I'm not in a hurry to test this again, sorry, but I'll try to write an untested set of commands (that are simpler than the mess my bash history on the SD is, since i messed it up at first etc) that you can use as a basis to get the idea.
I just followed your exact instructions, but did a powerwash on the chromeOS first, to make sure the partitions were defaulted. Worked flawlessly, thank you so much.
EDIT: Managed to get audio to work:
Press F6 and select the rockchip sound card
I also had the same issue. I was disappointed to find out that the C100P tutorial linked around threads of people trying to get arch on their C201 is actually only for an arch-on-USB install, which sucks. This thread finally gave me an on-internal-disk install.
What I did:
I never ran
I then created the USB using this repo's main method of running
I had to run
Here's what my internal disk partition table looked like at boot of the USB system:
I then ran urjaman's commands slightly modified for the specifics of my partition table:
(let me just say that the fact that the partitions are not shown in the order they appear on disk made these steps slightly more annoying since I had to look at the start and end sectors to reason about what was sitting where, instead of just looking at them laid out in order by
My partition table then looked as follows (output of
I then ran the rest of their commands the same: formatted ROOT-A as ext4 using
Although I do still hear a beep, I know I could probably change this by restoring chromeOS and running a command to flash some flags into the firmware or something... I don't really feel like doing this all again. So I'll just live with pressing CTRL+D or just learn to love the beep.
I hope this thread helps someone else in future!
So, my initial install had issues running accelerated graphics and had no audio. Given that, I decided to powerwash.
1. Why I powerwashed
I read in the useful-if-not-arch-specific "Installing Debian on ASUS C201" that I would need some files from the Chrome OS install. I also read the hint in the "OpenGL ES" section that I'd need some libraries for accelerated graphics.
With the above in mind, I decided to powerwash again using my recovery medium, so I could grab the files.
2. What I did once I was back in Chrome OS
2.1. side note: disable beep on boot screen
When I booted in, I made sure to "enable debugging features", to get a root account and allow firmware writing. I wanted to disable the annoying beep on boot up. The instructions here worked fine.
2.2. grabbing libraries and conf files only found in Chrome OS
... and I stored them onto the arch install USB so I can put them back into their system locations during install.

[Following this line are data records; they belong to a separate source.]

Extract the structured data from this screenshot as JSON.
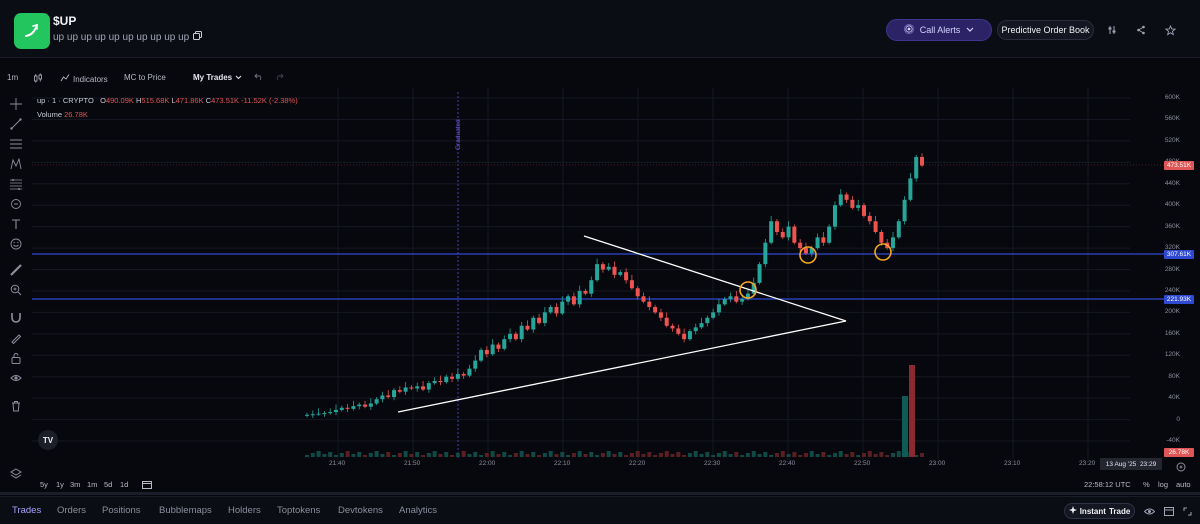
{
  "header": {
    "token_name": "$UP",
    "token_subtitle": "up up up up up up up up up up",
    "call_alerts_label": "Call Alerts",
    "predictive_order_book_label": "Predictive Order Book"
  },
  "toolbar": {
    "interval": "1m",
    "indicators_label": "Indicators",
    "mc_to_price_label": "MC to Price",
    "my_trades_label": "My Trades"
  },
  "legend": {
    "symbol": "up · 1 · CRYPTO",
    "o_label": "O",
    "o_value": "490.09K",
    "h_label": "H",
    "h_value": "515.68K",
    "l_label": "L",
    "l_value": "471.86K",
    "c_label": "C",
    "c_value": "473.51K",
    "change": "-11.52K (-2.38%)",
    "volume_label": "Volume",
    "volume_value": "26.78K"
  },
  "chart_data": {
    "type": "candlestick",
    "event_label": "Graduated",
    "y_ticks": [
      "600K",
      "560K",
      "520K",
      "480K",
      "440K",
      "400K",
      "360K",
      "320K",
      "280K",
      "240K",
      "200K",
      "160K",
      "120K",
      "80K",
      "40K",
      "0",
      "-40K"
    ],
    "x_ticks": [
      "21:40",
      "21:50",
      "22:00",
      "22:10",
      "22:20",
      "22:30",
      "22:40",
      "22:50",
      "23:00",
      "23:10",
      "23:20"
    ],
    "price_tags": {
      "last": "473.51K",
      "level_upper": "307.61K",
      "level_lower": "221.93K",
      "volume": "26.78K"
    },
    "date_label": "13 Aug '25",
    "time_label": "23:29",
    "colors": {
      "up": "#26a69a",
      "down": "#ef5350",
      "level": "#2f49d1",
      "marker": "#f5a623"
    }
  },
  "range": {
    "buttons": [
      "5y",
      "1y",
      "3m",
      "1m",
      "5d",
      "1d"
    ],
    "clock": "22:58:12 UTC",
    "pct_label": "%",
    "log_label": "log",
    "auto_label": "auto"
  },
  "tabs": [
    {
      "label": "Trades"
    },
    {
      "label": "Orders"
    },
    {
      "label": "Positions"
    },
    {
      "label": "Bubblemaps"
    },
    {
      "label": "Holders"
    },
    {
      "label": "Toptokens"
    },
    {
      "label": "Devtokens"
    },
    {
      "label": "Analytics"
    }
  ],
  "instant_trade": {
    "pre": "Instant ",
    "label": "Trade"
  }
}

3. After I installed
(to install I followed my exact same steps as posted in my comment above)
After having got the base arch system installed (during which I copied the drivers / config files above into their proper places), there are a few things I did to configure basic quality of life:
3.1. install X and a graphics driver and allow normal users to run it

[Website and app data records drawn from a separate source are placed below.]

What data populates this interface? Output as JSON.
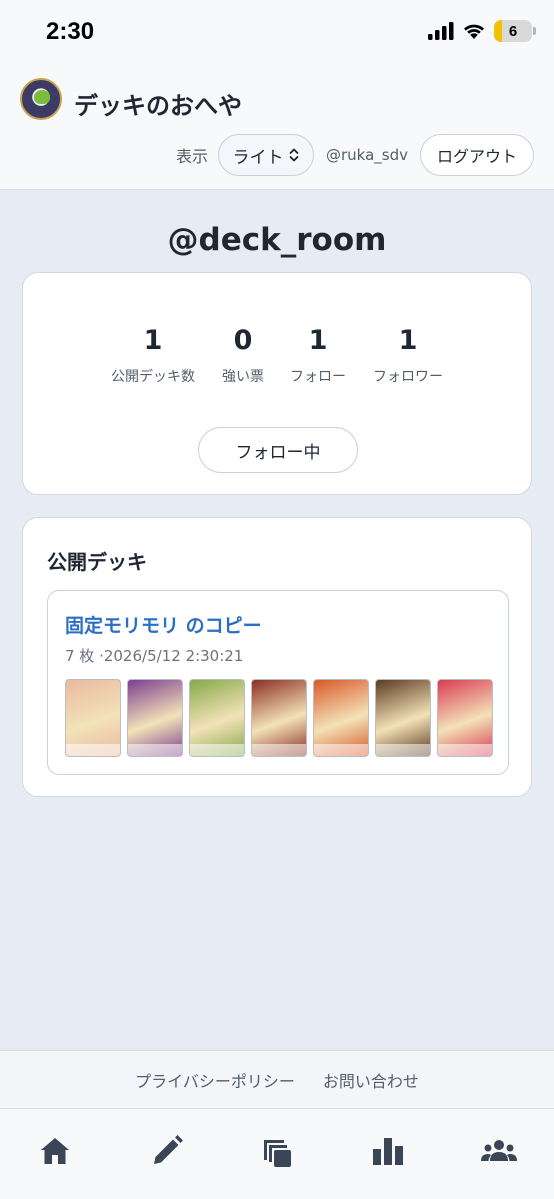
{
  "status_bar": {
    "time": "2:30",
    "battery": "6"
  },
  "header": {
    "title": "デッキのおへや",
    "theme_label": "表示",
    "theme_value": "ライト",
    "username": "@ruka_sdv",
    "logout_label": "ログアウト"
  },
  "profile": {
    "handle": "@deck_room",
    "stats": [
      {
        "value": "1",
        "label": "公開デッキ数"
      },
      {
        "value": "0",
        "label": "強い票"
      },
      {
        "value": "1",
        "label": "フォロー"
      },
      {
        "value": "1",
        "label": "フォロワー"
      }
    ],
    "follow_button": "フォロー中"
  },
  "public_decks": {
    "title": "公開デッキ",
    "decks": [
      {
        "name": "固定モリモリ のコピー",
        "meta": "7 枚 ·2026/5/12 2:30:21",
        "card_colors": [
          "#e9b9a0",
          "#7b3f8f",
          "#86a94a",
          "#8a2f24",
          "#d8592a",
          "#5b3a22",
          "#d93b52"
        ]
      }
    ]
  },
  "footer": {
    "privacy": "プライバシーポリシー",
    "contact": "お問い合わせ"
  },
  "tabs": [
    "home-icon",
    "edit-icon",
    "decks-icon",
    "stats-icon",
    "community-icon"
  ],
  "colors": {
    "accent": "#2a6fc4",
    "icon": "#3a4556",
    "background": "#e6ebf4"
  }
}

3.2. fixed no audio
I also followed the recommendation of this page and ran:
(if you read the link, you'll notice they had a typo in probably copy-pasting 'Right' two times, they didn't unmute the left DAC. My commands above are the correct ones.)
I have no idea which of the above was necessary and which was incidental, and I don't feel like testing.

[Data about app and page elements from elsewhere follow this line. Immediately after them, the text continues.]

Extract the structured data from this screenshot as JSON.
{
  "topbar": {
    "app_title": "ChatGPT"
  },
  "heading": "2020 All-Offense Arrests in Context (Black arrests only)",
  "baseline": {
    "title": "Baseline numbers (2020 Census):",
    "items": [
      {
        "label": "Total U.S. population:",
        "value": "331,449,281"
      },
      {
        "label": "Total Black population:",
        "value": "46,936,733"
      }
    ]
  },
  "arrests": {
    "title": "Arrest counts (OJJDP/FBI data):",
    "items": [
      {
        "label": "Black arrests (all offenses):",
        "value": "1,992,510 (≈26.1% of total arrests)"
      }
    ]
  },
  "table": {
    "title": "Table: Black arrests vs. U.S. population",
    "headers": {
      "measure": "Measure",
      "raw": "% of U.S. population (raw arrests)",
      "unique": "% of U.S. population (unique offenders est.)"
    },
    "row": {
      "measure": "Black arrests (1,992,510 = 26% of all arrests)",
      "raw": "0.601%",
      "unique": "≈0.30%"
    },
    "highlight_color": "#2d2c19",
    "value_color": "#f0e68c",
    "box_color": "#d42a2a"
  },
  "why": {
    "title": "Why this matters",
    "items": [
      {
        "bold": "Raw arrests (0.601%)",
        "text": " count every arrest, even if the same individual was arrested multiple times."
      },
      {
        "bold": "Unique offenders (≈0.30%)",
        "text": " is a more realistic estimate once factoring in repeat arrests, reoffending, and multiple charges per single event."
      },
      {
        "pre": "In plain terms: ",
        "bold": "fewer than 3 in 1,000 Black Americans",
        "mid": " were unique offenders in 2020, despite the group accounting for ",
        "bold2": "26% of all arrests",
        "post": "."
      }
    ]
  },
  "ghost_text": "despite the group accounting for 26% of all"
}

I also have no idea how the internals of the audio system work on this machine, all I know is that once I did the above, and opened alsamixer to unmute the main 'Speaker' item, I could hear sweet music coming out of my speakers. Headphones work too. I would strongly advise anyone reading this to not mess around with any of the other settings as it seems quite possible to fry the speakers from the general rumours I've heard spoken in various threads.
I then went on to set up a normal user, give them sudo, import all my dot files and configs, install fonts, install a window manager (i3gaps ftw) and all that good stuff. But this isn't really relevant to the issue of just getting a basic arch system working on this machine.